JERUSALEM (Reuters) - Secular candidate Nir Barkat on Tuesday won a mayoral election that turned Jerusalem into a political battleground between secular and ultra-Orthodox Jews.
A Channel 1 television poll showed Barkat had gained 50 percent of the vote compared to 42 percent for ultra-Orthodox rabbi Meir Porush.
Palestinians and the international community do not recognize Israeli rule over occupied Arab East Jerusalem and its claim to all of the city as its capital. Turnout in those areas was very low, reports said.
Barkat, 49, a centrist city councilor and high-tech entrepreneur, campaigned on a secular ticket but broadened his appeal to a middle constituency of moderate religious voters.

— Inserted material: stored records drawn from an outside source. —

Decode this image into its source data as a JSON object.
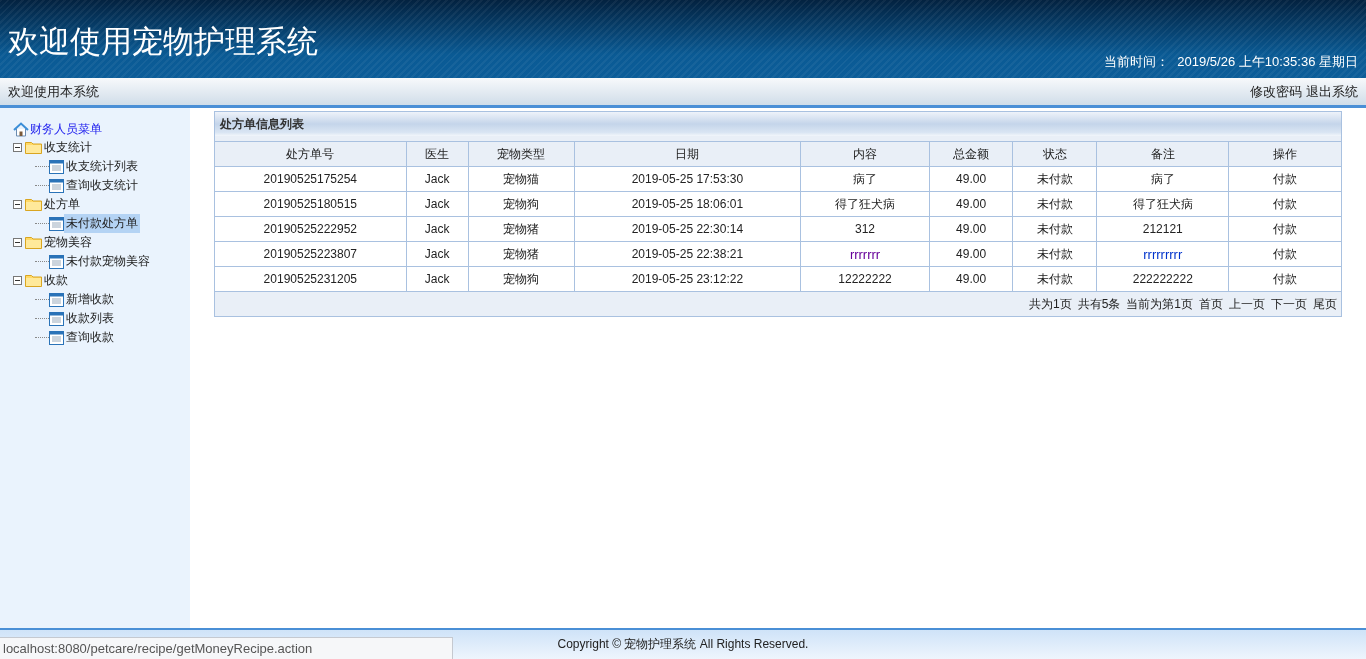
{
  "header": {
    "title": "欢迎使用宠物护理系统",
    "time_label": "当前时间：",
    "time_value": "2019/5/26 上午10:35:36 星期日"
  },
  "navbar": {
    "welcome": "欢迎使用本系统",
    "links": [
      "修改密码",
      "退出系统"
    ]
  },
  "sidebar": {
    "root": "财务人员菜单",
    "items": [
      {
        "label": "收支统计",
        "expanded": true,
        "children": [
          {
            "label": "收支统计列表",
            "selected": false
          },
          {
            "label": "查询收支统计",
            "selected": false
          }
        ]
      },
      {
        "label": "处方单",
        "expanded": true,
        "children": [
          {
            "label": "未付款处方单",
            "selected": true
          }
        ]
      },
      {
        "label": "宠物美容",
        "expanded": true,
        "children": [
          {
            "label": "未付款宠物美容",
            "selected": false
          }
        ]
      },
      {
        "label": "收款",
        "expanded": true,
        "children": [
          {
            "label": "新增收款",
            "selected": false
          },
          {
            "label": "收款列表",
            "selected": false
          },
          {
            "label": "查询收款",
            "selected": false
          }
        ]
      }
    ]
  },
  "panel": {
    "title": "处方单信息列表",
    "table": {
      "columns": [
        "处方单号",
        "医生",
        "宠物类型",
        "日期",
        "内容",
        "总金额",
        "状态",
        "备注",
        "操作"
      ],
      "rows": [
        [
          "20190525175254",
          "Jack",
          "宠物猫",
          "2019-05-25 17:53:30",
          "病了",
          "49.00",
          "未付款",
          "病了",
          "付款"
        ],
        [
          "20190525180515",
          "Jack",
          "宠物狗",
          "2019-05-25 18:06:01",
          "得了狂犬病",
          "49.00",
          "未付款",
          "得了狂犬病",
          "付款"
        ],
        [
          "20190525222952",
          "Jack",
          "宠物猪",
          "2019-05-25 22:30:14",
          "312",
          "49.00",
          "未付款",
          "212121",
          "付款"
        ],
        [
          "20190525223807",
          "Jack",
          "宠物猪",
          "2019-05-25 22:38:21",
          {
            "text": "rrrrrrr",
            "color": "#660099"
          },
          "49.00",
          "未付款",
          {
            "text": "rrrrrrrrr",
            "color": "#0033cc"
          },
          "付款"
        ],
        [
          "20190525231205",
          "Jack",
          "宠物狗",
          "2019-05-25 23:12:22",
          "12222222",
          "49.00",
          "未付款",
          "222222222",
          "付款"
        ]
      ]
    },
    "pager": {
      "info": [
        "共为1页",
        "共有5条",
        "当前为第1页"
      ],
      "links": [
        "首页",
        "上一页",
        "下一页",
        "尾页"
      ]
    }
  },
  "footer": {
    "copyright": "Copyright © 宠物护理系统 All Rights Reserved."
  },
  "status_url": "localhost:8080/petcare/recipe/getMoneyRecipe.action"
}
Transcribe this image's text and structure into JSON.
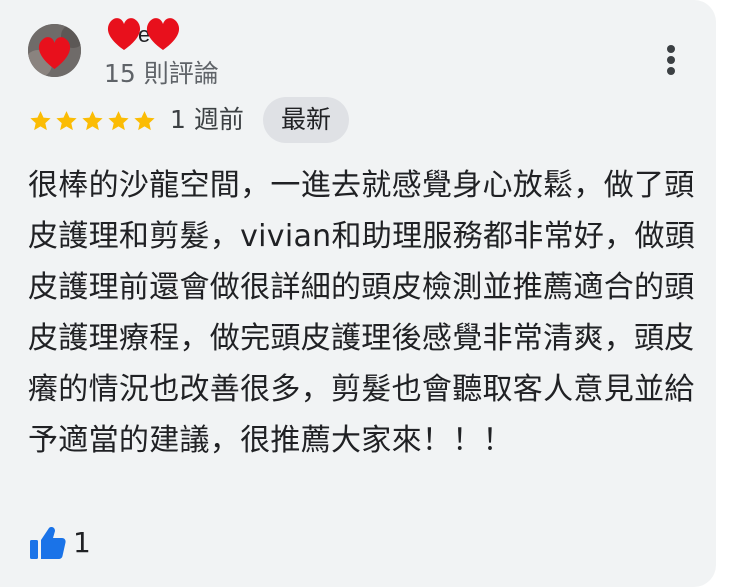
{
  "reviewer": {
    "review_count": "15 則評論"
  },
  "rating": {
    "stars": 5,
    "max": 5,
    "star_color": "#fbbc04"
  },
  "date": "1 週前",
  "badge": "最新",
  "review_text": "很棒的沙龍空間，一進去就感覺身心放鬆，做了頭皮護理和剪髮，vivian和助理服務都非常好，做頭皮護理前還會做很詳細的頭皮檢測並推薦適合的頭皮護理療程，做完頭皮護理後感覺非常清爽，頭皮癢的情況也改善很多，剪髮也會聽取客人意見並給予適當的建議，很推薦大家來！！！",
  "likes": {
    "count": "1",
    "icon": "thumbs-up-icon",
    "color": "#1a73e8"
  },
  "icons": {
    "more": "more-vert-icon",
    "privacy_mask": "red-heart-mask"
  },
  "colors": {
    "card_bg": "#f1f3f4",
    "mask_red": "#e8101c"
  }
}
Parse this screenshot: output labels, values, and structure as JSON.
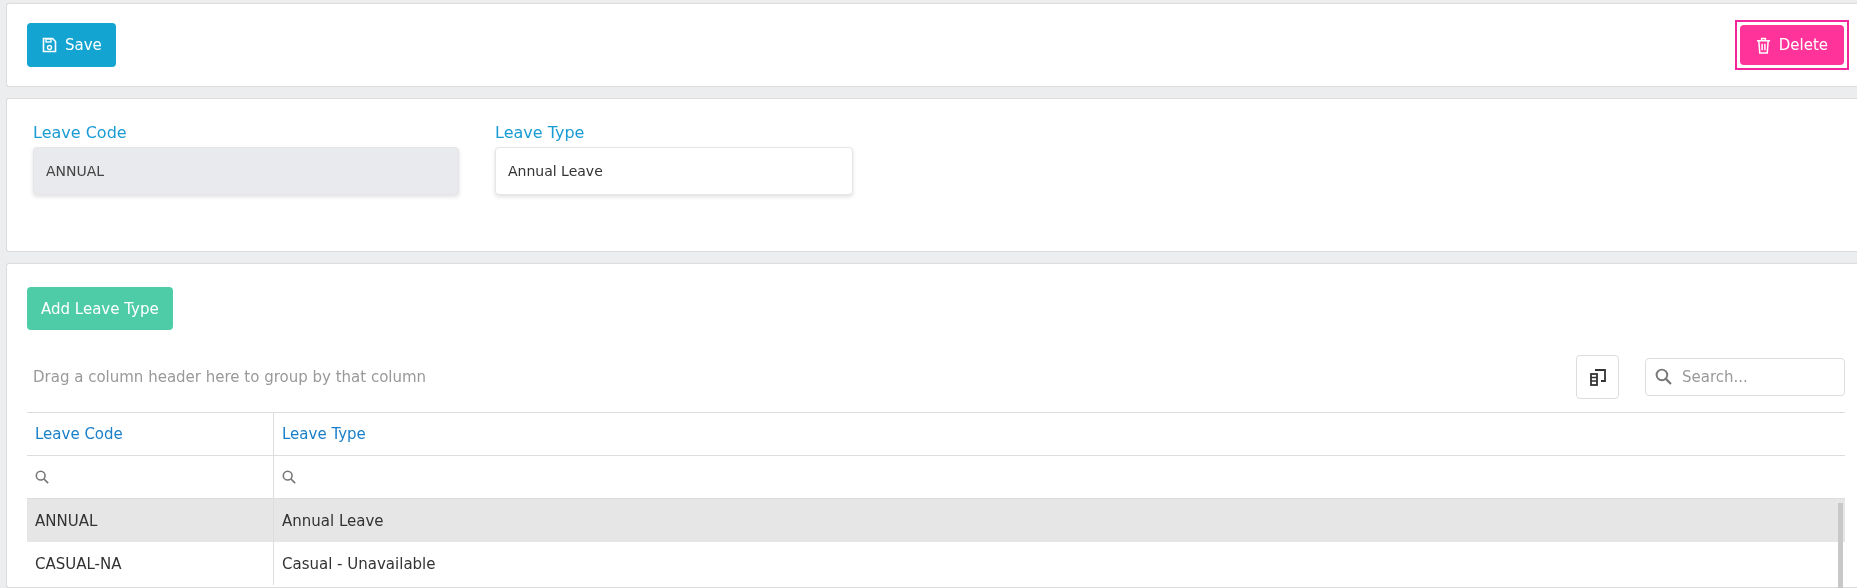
{
  "toolbar": {
    "save_label": "Save",
    "delete_label": "Delete",
    "delete_focused": true
  },
  "form": {
    "fields": [
      {
        "label": "Leave Code",
        "value": "ANNUAL",
        "disabled": true
      },
      {
        "label": "Leave Type",
        "value": "Annual Leave",
        "disabled": false
      }
    ]
  },
  "grid": {
    "add_label": "Add Leave Type",
    "group_panel": "Drag a column header here to group by that column",
    "search": {
      "placeholder": "Search..."
    },
    "columns": [
      "Leave Code",
      "Leave Type"
    ],
    "rows": [
      {
        "cells": [
          "ANNUAL",
          "Annual Leave"
        ],
        "selected": true
      },
      {
        "cells": [
          "CASUAL-NA",
          "Casual - Unavailable"
        ],
        "selected": false
      }
    ]
  }
}
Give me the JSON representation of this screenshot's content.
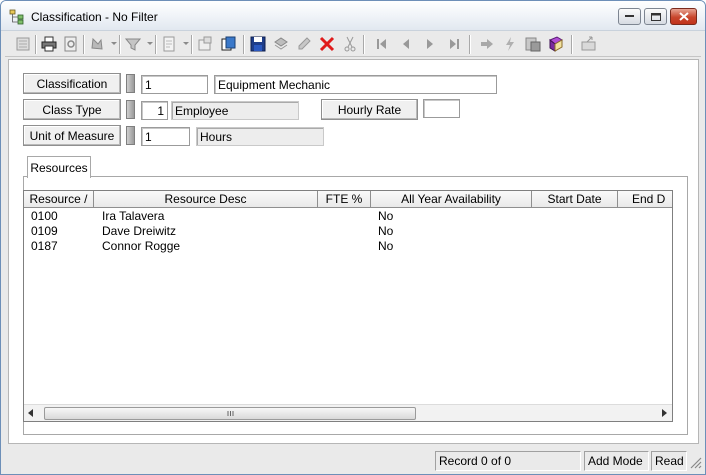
{
  "window": {
    "title": "Classification - No Filter",
    "icon": "classification-tree-icon"
  },
  "toolbar": {
    "icons": [
      "list-icon",
      "print-icon",
      "print-preview-icon",
      "search-icon",
      "filter-icon",
      "report-icon",
      "properties-icon",
      "copy-icon",
      "save-icon",
      "print-record-icon",
      "edit-icon",
      "delete-icon",
      "cut-icon",
      "first-record-icon",
      "previous-record-icon",
      "next-record-icon",
      "last-record-icon",
      "go-to-icon",
      "lightning-icon",
      "attachment-icon",
      "book-icon",
      "export-icon"
    ]
  },
  "form": {
    "classification": {
      "button": "Classification",
      "code": "1",
      "description": "Equipment Mechanic"
    },
    "class_type": {
      "button": "Class Type",
      "code": "1",
      "description": "Employee"
    },
    "hourly_rate": {
      "button": "Hourly Rate",
      "value": ""
    },
    "unit_of_measure": {
      "button": "Unit of Measure",
      "code": "1",
      "description": "Hours"
    }
  },
  "tabs": [
    {
      "label": "Resources"
    }
  ],
  "grid": {
    "columns": [
      "Resource",
      "Resource Desc",
      "FTE %",
      "All Year Availability",
      "Start Date",
      "End D"
    ],
    "rows": [
      {
        "resource": "0100",
        "desc": "Ira Talavera",
        "fte": "",
        "availability": "No",
        "start": "",
        "end": ""
      },
      {
        "resource": "0109",
        "desc": "Dave Dreiwitz",
        "fte": "",
        "availability": "No",
        "start": "",
        "end": ""
      },
      {
        "resource": "0187",
        "desc": "Connor Rogge",
        "fte": "",
        "availability": "No",
        "start": "",
        "end": ""
      }
    ]
  },
  "status": {
    "record": "Record 0 of 0",
    "mode": "Add Mode",
    "access": "Read"
  }
}
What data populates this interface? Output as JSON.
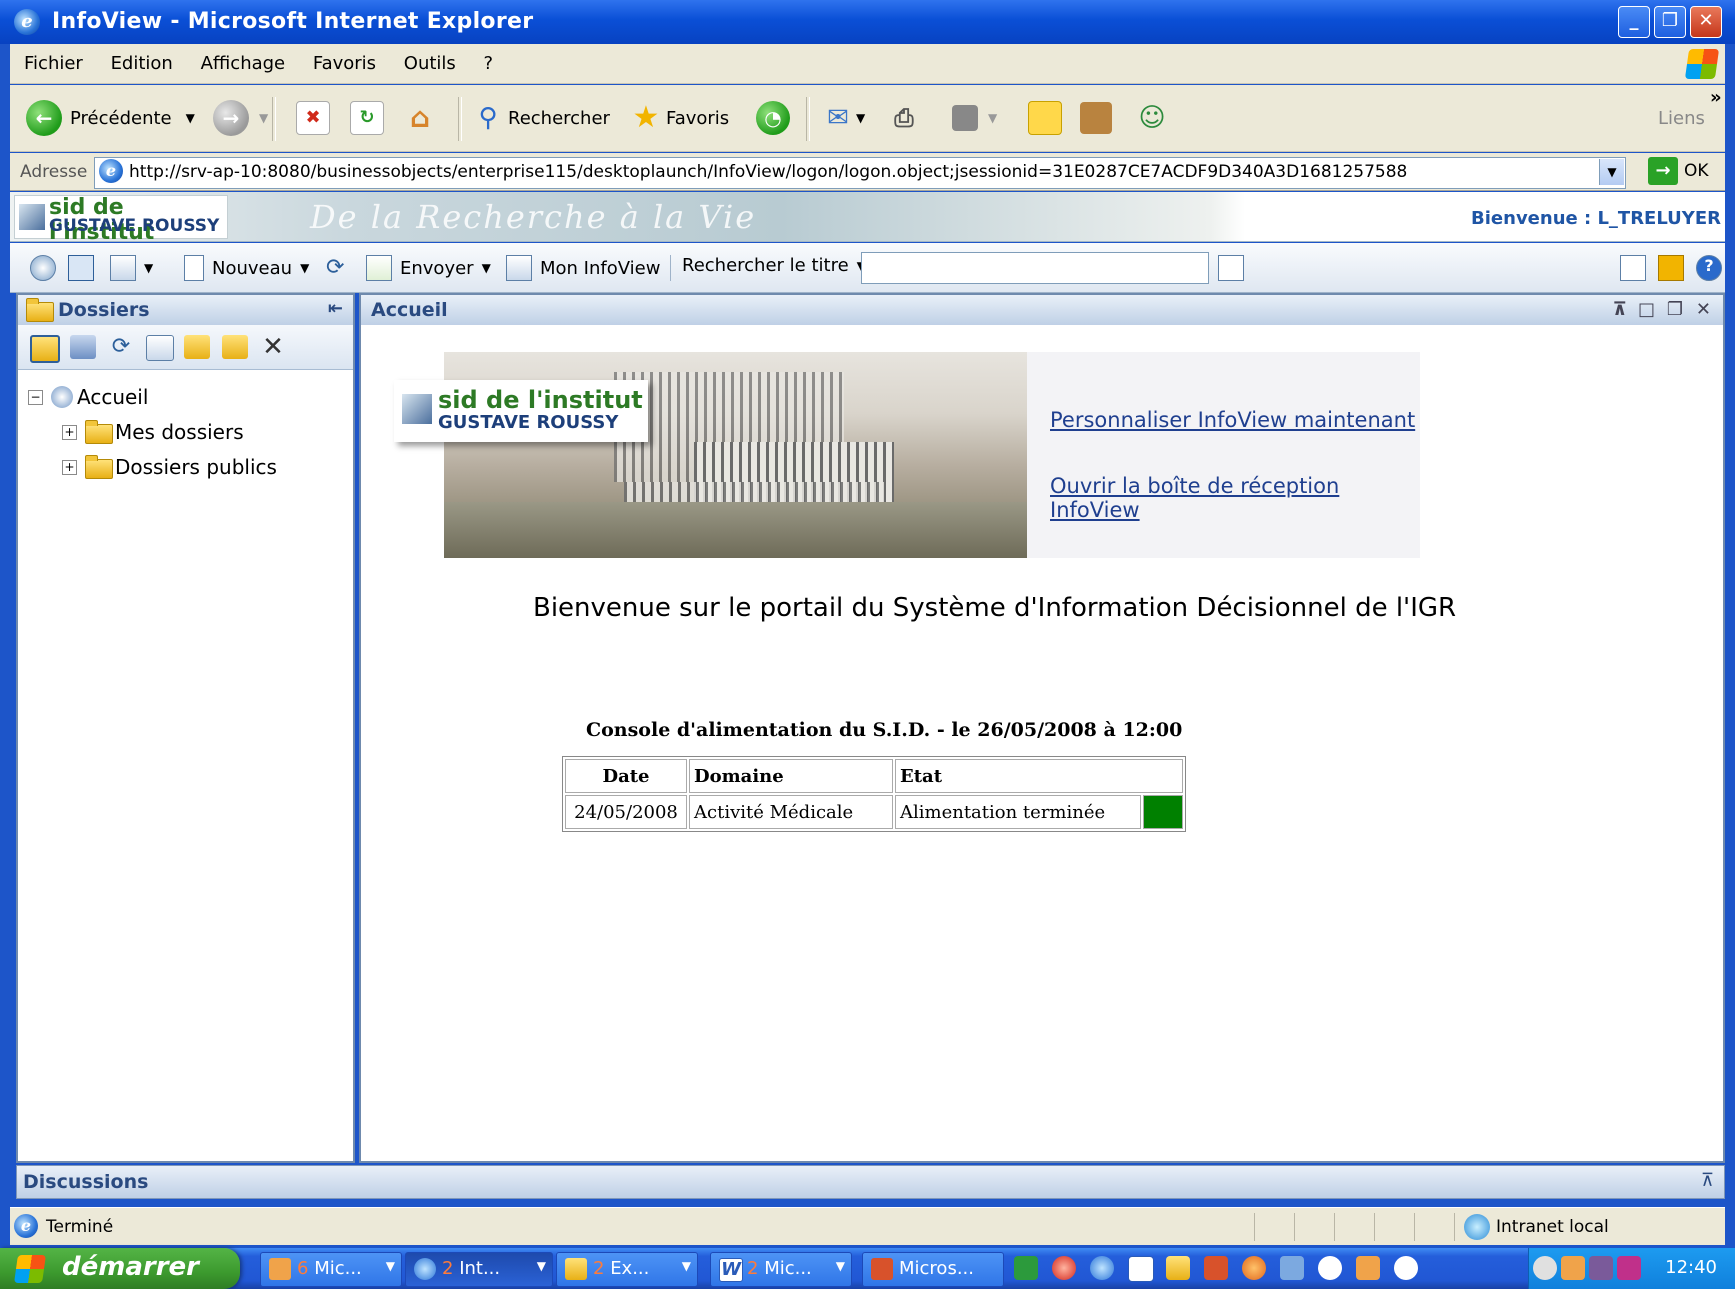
{
  "window": {
    "title": "InfoView - Microsoft Internet Explorer",
    "minimize_label": "_",
    "restore_label": "❐",
    "close_label": "✕"
  },
  "menu": [
    "Fichier",
    "Edition",
    "Affichage",
    "Favoris",
    "Outils",
    "?"
  ],
  "toolbar": {
    "back_label": "Précédente",
    "search_label": "Rechercher",
    "favorites_label": "Favoris",
    "links_label": "Liens"
  },
  "address": {
    "label": "Adresse",
    "url": "http://srv-ap-10:8080/businessobjects/enterprise115/desktoplaunch/InfoView/logon/logon.object;jsessionid=31E0287CE7ACDF9D340A3D1681257588",
    "go_label": "OK"
  },
  "header": {
    "logo_line1": "sid de l'institut",
    "logo_line2": "GUSTAVE ROUSSY",
    "motto": "De la Recherche à la Vie",
    "welcome": "Bienvenue : L_TRELUYER"
  },
  "infoview_toolbar": {
    "new_label": "Nouveau",
    "send_label": "Envoyer",
    "my_infoview_label": "Mon InfoView",
    "search_title_label": "Rechercher le titre",
    "search_value": ""
  },
  "left_panel": {
    "title": "Dossiers",
    "tree": {
      "root": "Accueil",
      "children": [
        "Mes dossiers",
        "Dossiers publics"
      ]
    }
  },
  "main_panel": {
    "title": "Accueil",
    "links": [
      "Personnaliser InfoView maintenant",
      "Ouvrir la boîte de réception InfoView"
    ],
    "welcome_text": "Bienvenue sur le portail du Système d'Information Décisionnel de l'IGR",
    "console_title": "Console d'alimentation du S.I.D. - le 26/05/2008 à 12:00",
    "console_table": {
      "headers": [
        "Date",
        "Domaine",
        "Etat"
      ],
      "rows": [
        {
          "date": "24/05/2008",
          "domaine": "Activité Médicale",
          "etat": "Alimentation terminée",
          "status_color": "#008000"
        }
      ]
    }
  },
  "discussions": {
    "title": "Discussions"
  },
  "status": {
    "text": "Terminé",
    "zone": "Intranet local"
  },
  "taskbar": {
    "start_label": "démarrer",
    "buttons": [
      {
        "count": "6",
        "label": "Mic..."
      },
      {
        "count": "2",
        "label": "Int..."
      },
      {
        "count": "2",
        "label": "Ex..."
      },
      {
        "count": "2",
        "label": "Mic..."
      },
      {
        "count": "",
        "label": "Micros..."
      }
    ],
    "clock": "12:40"
  }
}
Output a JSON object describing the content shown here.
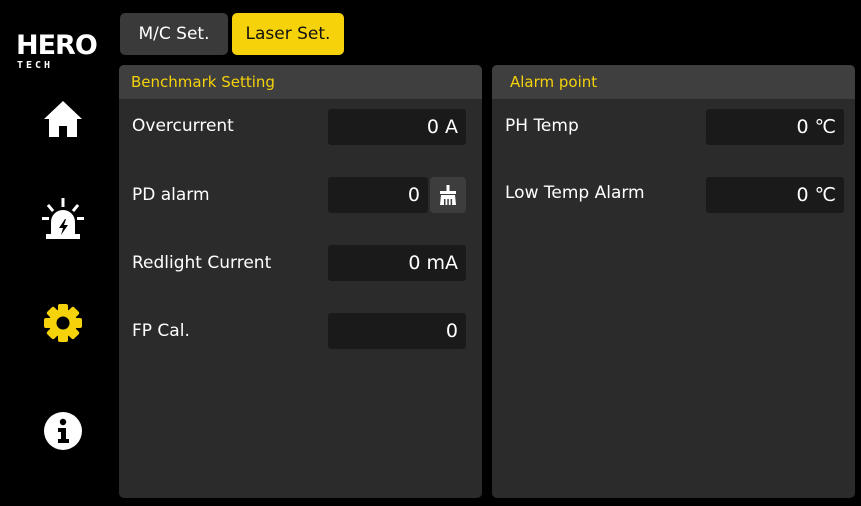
{
  "logo": {
    "main": "HERO",
    "sub": "TECH"
  },
  "nav": [
    {
      "icon": "home-icon"
    },
    {
      "icon": "alarm-light-icon"
    },
    {
      "icon": "gear-icon",
      "active": true
    },
    {
      "icon": "info-icon"
    }
  ],
  "tabs": [
    {
      "label": "M/C Set.",
      "active": false
    },
    {
      "label": "Laser Set.",
      "active": true
    }
  ],
  "benchmark": {
    "title": "Benchmark Setting",
    "rows": [
      {
        "label": "Overcurrent",
        "value": "0 A"
      },
      {
        "label": "PD alarm",
        "value": "0"
      },
      {
        "label": "Redlight Current",
        "value": "0 mA"
      },
      {
        "label": "FP Cal.",
        "value": "0"
      }
    ]
  },
  "alarm": {
    "title": "Alarm point",
    "rows": [
      {
        "label": "PH Temp",
        "value": "0 ℃"
      },
      {
        "label": "Low Temp Alarm",
        "value": "0 ℃"
      }
    ]
  },
  "colors": {
    "accent": "#f5d20a",
    "panel": "#2b2b2b",
    "panel_header": "#3f3f3f",
    "field": "#1a1a1a"
  }
}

Secular voters make up some 43 percent of the vote and the middle constituency about 30 percent. Ultra-Orthodox voters were estimated at 27 percent of the electorate.
The Jerusalem vote was among the most significant of some 160 local elections held across Israel on Tuesday ahead of a national parliamentary poll on February 10.
Some 750,000 people live in Jerusalem, including 260,000 Palestinians.
Writing by Ori Lewis; editing by Andrew Roche
Our Standards: The Thomson Reuters Trust Principles.